Florida Protesters Demand Full Access As Naples Beaches Reopen With Restrictions

Demonstrators at Florida's Lowdermilk Park, a beachfront park in Naples, have protested the city council's decision to reopen the city's beaches with restrictions following the novel coronavirus outbreak.

Speaking to Newsweek, Lieutenant Bryan McGinn of the Naples Police Department said: "The 10-15 protesters were contesting the beach closure and demonstrating their belief that the beaches within the City of Naples should be reopened with no restrictions set in place for usage."

The beaches were first reopened earlier this month before being abruptly closed on May 10 due to visitors' "non-compliance with City regulations," Naples City Council said on its website.

The beaches were overcrowded, with visitors closely packed together and ignoring social distancing guidelines. A member of the council, Gary Price, told the Naples Daily News: "I went to the beach. It was packed. People were parking everywhere, blocks away."

Following a council meeting on May 11, a decision to reopen the closed beaches from May 13 with restrictions was made.

Before the consensus was reached, however, on May 10 a group of demonstrators at the intersection of Fifth Avenue South and Gulf Shore Boulevard South protested the emergency closure of the city's beaches, McGinn told Newsweek.

"Prior to making their decision to reopen the beaches, [the] City Council heard a large amount of public comment from individuals expressing their beliefs that the beaches should be reopened.

"[The] City Council's decision was an effort to accommodate the usage of our beaches but also help assure our community remains safe during these unprecedented times."

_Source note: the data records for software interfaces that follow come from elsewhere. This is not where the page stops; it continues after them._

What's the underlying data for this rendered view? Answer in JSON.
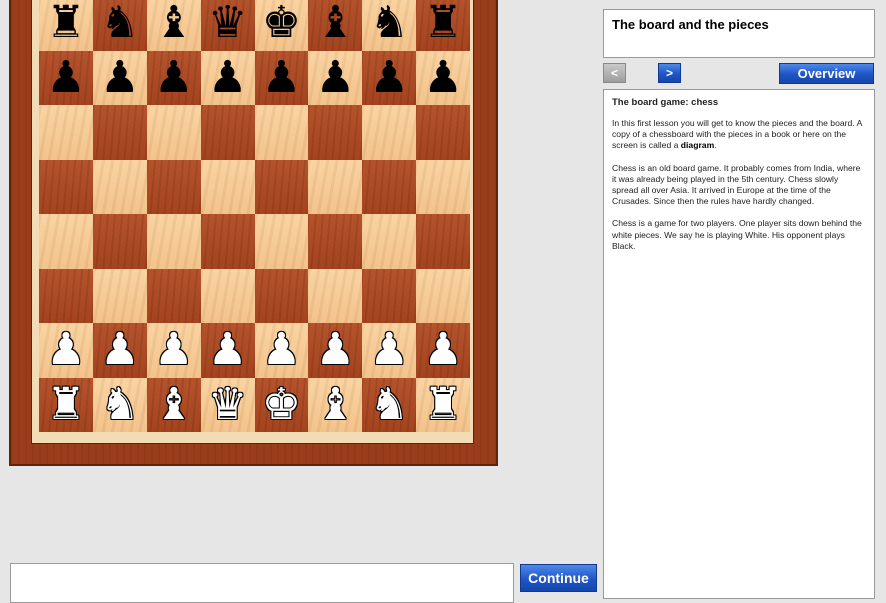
{
  "board": {
    "rows": [
      [
        "r",
        "n",
        "b",
        "q",
        "k",
        "b",
        "n",
        "r"
      ],
      [
        "p",
        "p",
        "p",
        "p",
        "p",
        "p",
        "p",
        "p"
      ],
      [
        "",
        "",
        "",
        "",
        "",
        "",
        "",
        ""
      ],
      [
        "",
        "",
        "",
        "",
        "",
        "",
        "",
        ""
      ],
      [
        "",
        "",
        "",
        "",
        "",
        "",
        "",
        ""
      ],
      [
        "",
        "",
        "",
        "",
        "",
        "",
        "",
        ""
      ],
      [
        "P",
        "P",
        "P",
        "P",
        "P",
        "P",
        "P",
        "P"
      ],
      [
        "R",
        "N",
        "B",
        "Q",
        "K",
        "B",
        "N",
        "R"
      ]
    ],
    "light_color": "#f4c790",
    "dark_color": "#a8451f",
    "frame_color": "#9a3d1a"
  },
  "lesson": {
    "title": "The board and the pieces",
    "heading": "The board game: chess",
    "paragraph1_before": "In this first lesson you will get to know the pieces and the board. A copy of a chessboard with the pieces in a book or here on the screen is called a ",
    "paragraph1_bold": "diagram",
    "paragraph1_after": ".",
    "paragraph2": "Chess is an old board game. It probably comes from India, where it was already being played in the 5th century. Chess slowly spread all over Asia. It arrived in Europe at the time of the Crusades. Since then the rules have hardly changed.",
    "paragraph3": "Chess is a game for two players. One player sits down behind the white pieces. We say he is playing White. His opponent plays Black."
  },
  "nav": {
    "prev_label": "<",
    "next_label": ">",
    "overview_label": "Overview"
  },
  "bottom": {
    "message_text": "",
    "continue_label": "Continue"
  },
  "colors": {
    "button_blue": "#1f55c6",
    "button_gray": "#a8a8a8"
  }
}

The latest beach restrictions include reduced visitor hours on weekends and a ban on the use of selected items (such as chairs, tents, umbrellas and coolers) at certain hours, among other regulations.

"Every resident and visitor needs to be responsible to continue practicing social distancing, limit your groups to 10 or less, wash your hands frequently, and stay at home as much as possible. The City will take action to restrict these public facilities again if the CDC [Centers for Disease Control and Prevention] guidelines are not followed," the city council website states.

Restrictions were also announced for several parks, such as the closures of playgrounds, fitness facilities and bathrooms at Seagate Park, Fleischmann Park, Cambier Park, Naples Landings, Anthony Park and River Park.

The City Dock area is "closed to casual strolling and public gatherings," the city council website states.

Florida began the first stage of a phased reopening last week, including the reopening of some parks and beaches. Most beaches in the state reopened last week, except for south Florida.

"Reopened beach areas allow visitors access to active recreation only. This includes walking, jogging, swimming and fishing. No sunbathing, chairs, canopies or coolers are allowed in beach areas at this time," the office of Florida Gov. Ron DeSantis said in a statement on May 1.

"Access to beach areas will have reduced daily hours that may vary locally along with reductions in visitor capacity to ensure social distancing."

On Friday, DeSantis also announced that hair and nail salons as well as barbershops could be reopened in every county except Miami-Dade and Broward, the state's worst-hit counties.

Naples Municipal Beach, Florida, March 2019
A view of Naples Municipal Beach in the city of Naples, Florida, pictured on March 21, 2019. Getty Images

The reopened shops must operate by appointment only and have workers wear face masks. Work stations must be disinfected after each customer and patrons should be discouraged from waiting inside the shop.

Florida has reported at least 42,402 confirmed cases and 1,827 deaths to date, according to figures published by the Florida Department of Health.

The novel coronavirus, which was first reported in Wuhan, China, has infected more than 4.2 million people across the globe. Over 1.5 million have reportedly recovered from infection, while more than 293,100 have died, as of Wednesday, according to the latest figures from Johns Hopkins University.

The graphic below, provided by Statista, illustrates U.S. states with the most confirmed COVID-19 cases.

U.S. States Coronavirus Cases
U.S. states with the most confirmed cases of the coronavirus, as of May 13, 2020. Statista

The graphic below, provided by Statista, illustrates the spread of the COVID-19 virus across the U.S.

Coronavirus US States Statista
The spread of COVID-19 across the U.S. Statista